This book was this month’s assignment for mytele-coaching network with Nelson Searcy. I’m growing a bunch from the network because it is forcing me to spend time on subjects that I normally wouldn’t. There is no way I would have picked up this book by an unknown author writing on a subject that I am just so suspicious about.
Books that promise to make your church grow always make me a bit skeptical. When I was first volunteering in youth ministry I bought into “doubling the size of my youth group” programs – and it just seemed a little too simple. Like if you follow these 8 steps, you’ll have a huge church! If that was true, why doesn’t everyone just do that?

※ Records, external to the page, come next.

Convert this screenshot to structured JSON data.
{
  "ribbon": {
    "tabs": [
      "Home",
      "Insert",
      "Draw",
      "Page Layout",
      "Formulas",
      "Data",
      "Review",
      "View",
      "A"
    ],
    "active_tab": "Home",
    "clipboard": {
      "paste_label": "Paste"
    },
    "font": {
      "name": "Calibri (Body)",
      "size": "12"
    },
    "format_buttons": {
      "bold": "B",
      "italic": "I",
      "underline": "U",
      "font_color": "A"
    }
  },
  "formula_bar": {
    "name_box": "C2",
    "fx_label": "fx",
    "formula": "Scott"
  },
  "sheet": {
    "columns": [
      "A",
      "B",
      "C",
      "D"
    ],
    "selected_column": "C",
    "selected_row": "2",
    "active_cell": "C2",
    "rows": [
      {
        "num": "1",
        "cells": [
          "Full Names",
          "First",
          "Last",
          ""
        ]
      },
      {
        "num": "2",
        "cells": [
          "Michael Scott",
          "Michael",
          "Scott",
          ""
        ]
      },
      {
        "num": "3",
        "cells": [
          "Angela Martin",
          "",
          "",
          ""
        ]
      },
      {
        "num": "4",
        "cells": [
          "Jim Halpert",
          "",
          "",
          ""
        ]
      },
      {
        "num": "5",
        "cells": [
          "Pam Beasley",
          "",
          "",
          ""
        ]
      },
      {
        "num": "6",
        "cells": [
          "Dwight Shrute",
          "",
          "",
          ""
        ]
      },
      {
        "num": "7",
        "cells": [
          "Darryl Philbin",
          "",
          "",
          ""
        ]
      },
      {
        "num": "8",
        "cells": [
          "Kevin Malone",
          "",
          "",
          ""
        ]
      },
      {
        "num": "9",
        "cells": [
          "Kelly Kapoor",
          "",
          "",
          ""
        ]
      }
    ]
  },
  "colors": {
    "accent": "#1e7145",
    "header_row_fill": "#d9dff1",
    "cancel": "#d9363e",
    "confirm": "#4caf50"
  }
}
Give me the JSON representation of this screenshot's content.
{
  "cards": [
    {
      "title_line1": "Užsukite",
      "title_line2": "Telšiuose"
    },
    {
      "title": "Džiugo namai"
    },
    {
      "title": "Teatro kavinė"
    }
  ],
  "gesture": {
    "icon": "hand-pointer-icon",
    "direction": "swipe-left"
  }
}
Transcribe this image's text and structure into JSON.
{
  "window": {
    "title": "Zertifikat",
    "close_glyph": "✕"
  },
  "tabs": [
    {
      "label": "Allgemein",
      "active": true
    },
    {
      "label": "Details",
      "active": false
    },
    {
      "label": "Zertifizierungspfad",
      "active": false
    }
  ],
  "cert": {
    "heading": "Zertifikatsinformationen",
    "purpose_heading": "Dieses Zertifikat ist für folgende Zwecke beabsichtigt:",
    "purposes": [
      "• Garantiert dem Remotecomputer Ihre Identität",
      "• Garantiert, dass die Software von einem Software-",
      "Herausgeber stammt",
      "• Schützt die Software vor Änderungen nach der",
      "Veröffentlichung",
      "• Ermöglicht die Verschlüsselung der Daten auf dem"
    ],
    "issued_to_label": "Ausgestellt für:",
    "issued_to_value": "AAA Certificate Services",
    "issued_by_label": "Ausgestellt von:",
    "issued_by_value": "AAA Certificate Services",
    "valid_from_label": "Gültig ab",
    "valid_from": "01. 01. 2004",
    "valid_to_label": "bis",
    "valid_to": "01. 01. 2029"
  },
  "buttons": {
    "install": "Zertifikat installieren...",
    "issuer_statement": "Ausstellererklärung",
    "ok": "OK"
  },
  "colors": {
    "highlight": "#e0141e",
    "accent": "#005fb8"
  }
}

Personally, I much prefer missional books that help you identify the questions that need to be asked in order to find the answers that will help your church minister to your community in effective and significant ways.
That being said, there were a bunch of things I took away from this book. There were also a few times where I disagreed with the authors (Like their one verse theology of the office of pastor – horrendous theology!), but that’s the whole point of writing and reading and growing! Here’s 10 take-aways for me:
- More often then not, the lead or senior pastor is the man that God wants to use to grow a church. That’s a pressure statement for some people and a freeing statement for others. Whichever one it is will tend to determine the direction the church is going to move in.
- p.20, “Neither congregational nor representative democracy is biblical.”
- p.39, “The point here is for lead pastors to quit allowing anyone or anything to question their authority, position, or worse yet, calling.”
- People will check out churches that look active. Great story on page 50 about the pastor borrowing a buldozer just to move dirt around on the property and the way it sparked interest in the church.
- The authors argue that it’s better for the pastor to call on visitors, verses regular folks. Other books say the exact opposite. Good thing somebody’s right.
- natural growth barriers for churches: 200, 500, 900 and 1,500. I hope we get to deal with all of these at the Grove.
- People who don’t want churches to grow and reach more people are valuing their own preferences (and not participating in a small group) and have a misunderstanding of the role of the church in God’s redemptive plan. The church is not God’s gift to the Christians – the church is the Christians.
- p.60, There is a great plan for helping a staff member or volunteer who is struggling to be better equipped.
- p.61, If a staff member is paid, then they have got to be an equipper!
- The 200 barrier is the hardest barrier to break through. The authors suggest planting churches that already have this many people so that they never have to worry about it!
pages read= 126 ~ year to date= 6684 ~ 2009 goal=9,000 ~ (74%)